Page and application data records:
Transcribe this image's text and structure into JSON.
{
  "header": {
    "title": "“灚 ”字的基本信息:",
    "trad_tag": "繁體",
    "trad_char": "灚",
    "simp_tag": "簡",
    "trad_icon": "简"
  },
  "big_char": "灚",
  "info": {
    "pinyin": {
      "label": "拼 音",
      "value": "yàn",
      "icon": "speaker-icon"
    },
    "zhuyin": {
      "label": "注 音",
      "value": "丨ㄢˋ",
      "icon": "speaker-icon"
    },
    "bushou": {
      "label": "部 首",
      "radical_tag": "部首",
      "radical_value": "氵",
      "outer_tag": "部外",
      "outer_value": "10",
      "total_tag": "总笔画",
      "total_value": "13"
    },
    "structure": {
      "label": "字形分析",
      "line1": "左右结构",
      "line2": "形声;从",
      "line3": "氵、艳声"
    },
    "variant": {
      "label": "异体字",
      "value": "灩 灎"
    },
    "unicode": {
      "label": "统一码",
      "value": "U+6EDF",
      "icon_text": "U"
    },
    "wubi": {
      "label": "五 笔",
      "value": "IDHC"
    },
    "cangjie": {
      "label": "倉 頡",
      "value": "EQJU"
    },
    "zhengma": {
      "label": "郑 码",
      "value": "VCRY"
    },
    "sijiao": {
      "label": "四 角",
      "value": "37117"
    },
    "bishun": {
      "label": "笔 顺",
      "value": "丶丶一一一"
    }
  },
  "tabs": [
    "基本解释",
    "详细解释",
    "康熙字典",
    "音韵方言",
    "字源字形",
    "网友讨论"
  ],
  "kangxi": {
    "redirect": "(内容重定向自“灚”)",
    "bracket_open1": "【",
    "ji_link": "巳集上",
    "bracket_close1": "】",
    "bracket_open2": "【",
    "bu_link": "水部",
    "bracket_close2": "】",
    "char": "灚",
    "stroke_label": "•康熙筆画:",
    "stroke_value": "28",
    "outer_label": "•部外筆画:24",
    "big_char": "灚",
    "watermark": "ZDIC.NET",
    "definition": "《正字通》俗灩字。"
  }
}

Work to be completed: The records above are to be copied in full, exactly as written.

Problem solution:
Transcribe this image's text and structure into JSON.
{
  "header": {
    "title": "“灚 ”字的基本信息:",
    "trad_tag": "繁體",
    "trad_char": "灚",
    "simp_tag": "簡",
    "trad_icon": "简"
  },
  "big_char": "灚",
  "info": {
    "pinyin": {
      "label": "拼 音",
      "value": "yàn",
      "icon": "speaker-icon"
    },
    "zhuyin": {
      "label": "注 音",
      "value": "丨ㄢˋ",
      "icon": "speaker-icon"
    },
    "bushou": {
      "label": "部 首",
      "radical_tag": "部首",
      "radical_value": "氵",
      "outer_tag": "部外",
      "outer_value": "10",
      "total_tag": "总笔画",
      "total_value": "13"
    },
    "structure": {
      "label": "字形分析",
      "line1": "左右结构",
      "line2": "形声;从",
      "line3": "氵、艳声"
    },
    "variant": {
      "label": "异体字",
      "value": "灩 灎"
    },
    "unicode": {
      "label": "统一码",
      "value": "U+6EDF",
      "icon_text": "U"
    },
    "wubi": {
      "label": "五 笔",
      "value": "IDHC"
    },
    "cangjie": {
      "label": "倉 頡",
      "value": "EQJU"
    },
    "zhengma": {
      "label": "郑 码",
      "value": "VCRY"
    },
    "sijiao": {
      "label": "四 角",
      "value": "37117"
    },
    "bishun": {
      "label": "笔 顺",
      "value": "丶丶一一一"
    }
  },
  "tabs": [
    "基本解释",
    "详细解释",
    "康熙字典",
    "音韵方言",
    "字源字形",
    "网友讨论"
  ],
  "kangxi": {
    "redirect": "(内容重定向自“灚”)",
    "bracket_open1": "【",
    "ji_link": "巳集上",
    "bracket_close1": "】",
    "bracket_open2": "【",
    "bu_link": "水部",
    "bracket_close2": "】",
    "char": "灚",
    "stroke_label": "•康熙筆画:",
    "stroke_value": "28",
    "outer_label": "•部外筆画:24",
    "big_char": "灚",
    "watermark": "ZDIC.NET",
    "definition": "《正字通》俗灩字。"
  }
}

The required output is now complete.